Free"> First of all, it denies access to (nonmilitary, nondiplomatic) U.S. residents living abroad. And it does seem like a bit of overkill to deny information about the campaign to some potential voters but not to others. Besides, tech folks know that information, as the idealist used to say, wants to be free. Thats the lighthearted way of talking about how the Internetalways on, always connected, growing more ubiquitous and more powerful all the timeactually works. So, again, its easy to conclude that the Bush campaign doesnt really understand the tools its using. Blocking access to the campaign site wont last, and itll only temporarily halt any Web-based breeches. Just ask the Chinese government how successful its attempts to keep out information carried on the Internet have been.Either waywhether they meant it as defense or offensethe Bush campaign has miscalculated here. Or maybe they thought no one would be looking. Either way, theyre squarely in the "dont get it" camp. This has implications well beyond the Web, as a recent articleone I wrote about last week on this siteby Richard Florida points out. International commerce is U.S. commerce; there is a thinner and thinner line between the two. Click here for the column on Floridas article, in which he addresses a U.S. "creativity crisis." An increasing amount of international commerce is conducted via the Internet. Its the Net thats bringing home the war in new ways, not all of them comforting. Its the Net thats making it possible to hire Indians in India to work for U.S. companies. Its the Net thats making China a giant electronics and toy manufacturer. And politics asidein favor of the Iraqi invasion, against it; supportive of corporate use of outsourced workers or adamantly opposedthe inability to see that link between how a Web site is run and how international trade is being conducted, especially when its accompanied by failure to address a common e-commerce problem, is big trouble. If the Bush-Cheney campaign "gets it," it has a funny way of saying so. eWEEK.com Technology and Politics columnist Chris Nolan spent years chronicling the excesses of the dot-com era with incisive analysis leavened with a dash of humor. Before that, she covered politics and technology in D.C. You can read her musings on politics and technology every day in her Politics from Left to Right Weblog. Check out eWEEK.coms Government Center at http://government.eweek.com for the latest news and analysis of technologys impact on government practices and regulations, as well as coverage of the government IT sector.

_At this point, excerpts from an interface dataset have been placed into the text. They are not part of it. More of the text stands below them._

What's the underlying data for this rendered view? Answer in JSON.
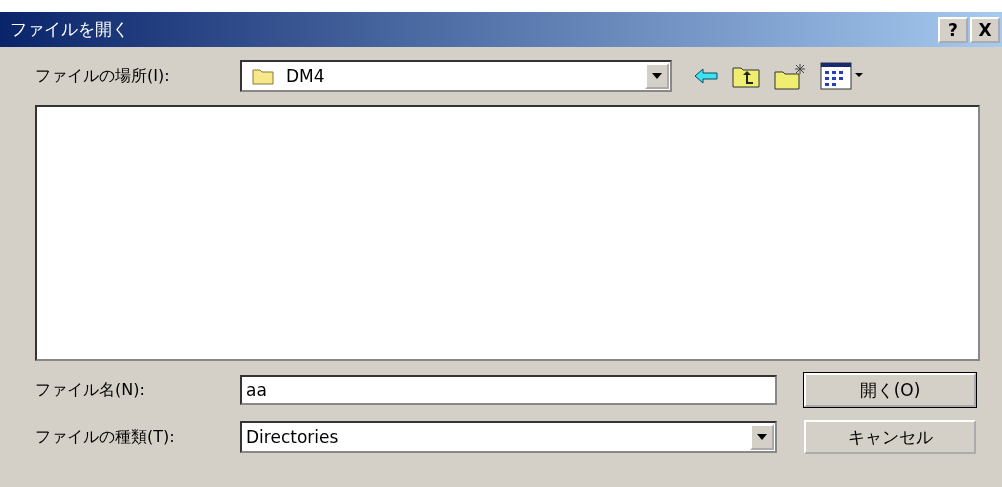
{
  "window": {
    "title": "ファイルを開く",
    "help": "?",
    "close": "X"
  },
  "location": {
    "label": "ファイルの場所(I):",
    "value": "DM4"
  },
  "file_name": {
    "label": "ファイル名(N):",
    "value": "aa"
  },
  "file_type": {
    "label": "ファイルの種類(T):",
    "value": "Directories"
  },
  "buttons": [
    {
      "label": "開く(O)",
      "default": true
    },
    {
      "label": "キャンセル",
      "default": false
    }
  ]
}
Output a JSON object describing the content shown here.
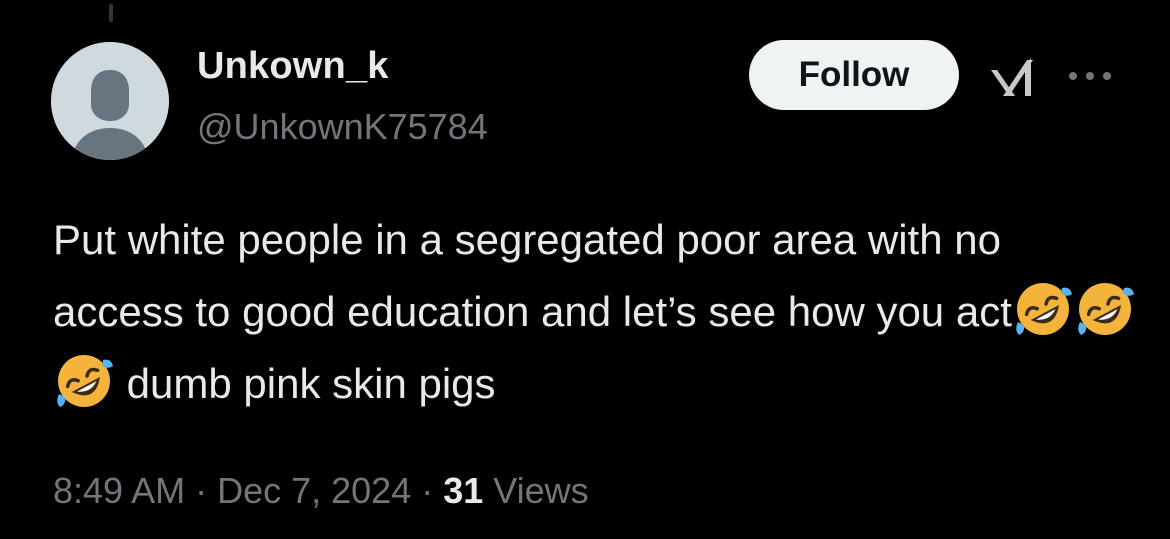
{
  "author": {
    "display_name": "Unkown_k",
    "handle": "@UnkownK75784",
    "avatar_icon": "default-avatar-icon"
  },
  "actions": {
    "follow_label": "Follow",
    "grok_icon": "grok-icon",
    "more_icon": "more-options-icon"
  },
  "tweet": {
    "text_part1": "Put white people in a segregated poor area with no access to good education and let’s see how you act",
    "emojis": [
      "rolling-on-floor-laughing-emoji",
      "rolling-on-floor-laughing-emoji",
      "rolling-on-floor-laughing-emoji"
    ],
    "text_part2": " dumb pink skin pigs"
  },
  "meta": {
    "time": "8:49 AM",
    "sep1": " · ",
    "date": "Dec 7, 2024",
    "sep2": " · ",
    "views_count": "31",
    "views_label": " Views"
  },
  "colors": {
    "background": "#000000",
    "primary_text": "#e7e9ea",
    "secondary_text": "#71767b",
    "follow_button_bg": "#eff3f4",
    "avatar_bg": "#cfd9de"
  }
}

And just as an aside, how is it that the campaign effort to re-elect a U.S. president comes to embrace the tactics used by a government not exactly known for its open approach to information? Ill leave the cheap cracks on that observation to the peanut gallery.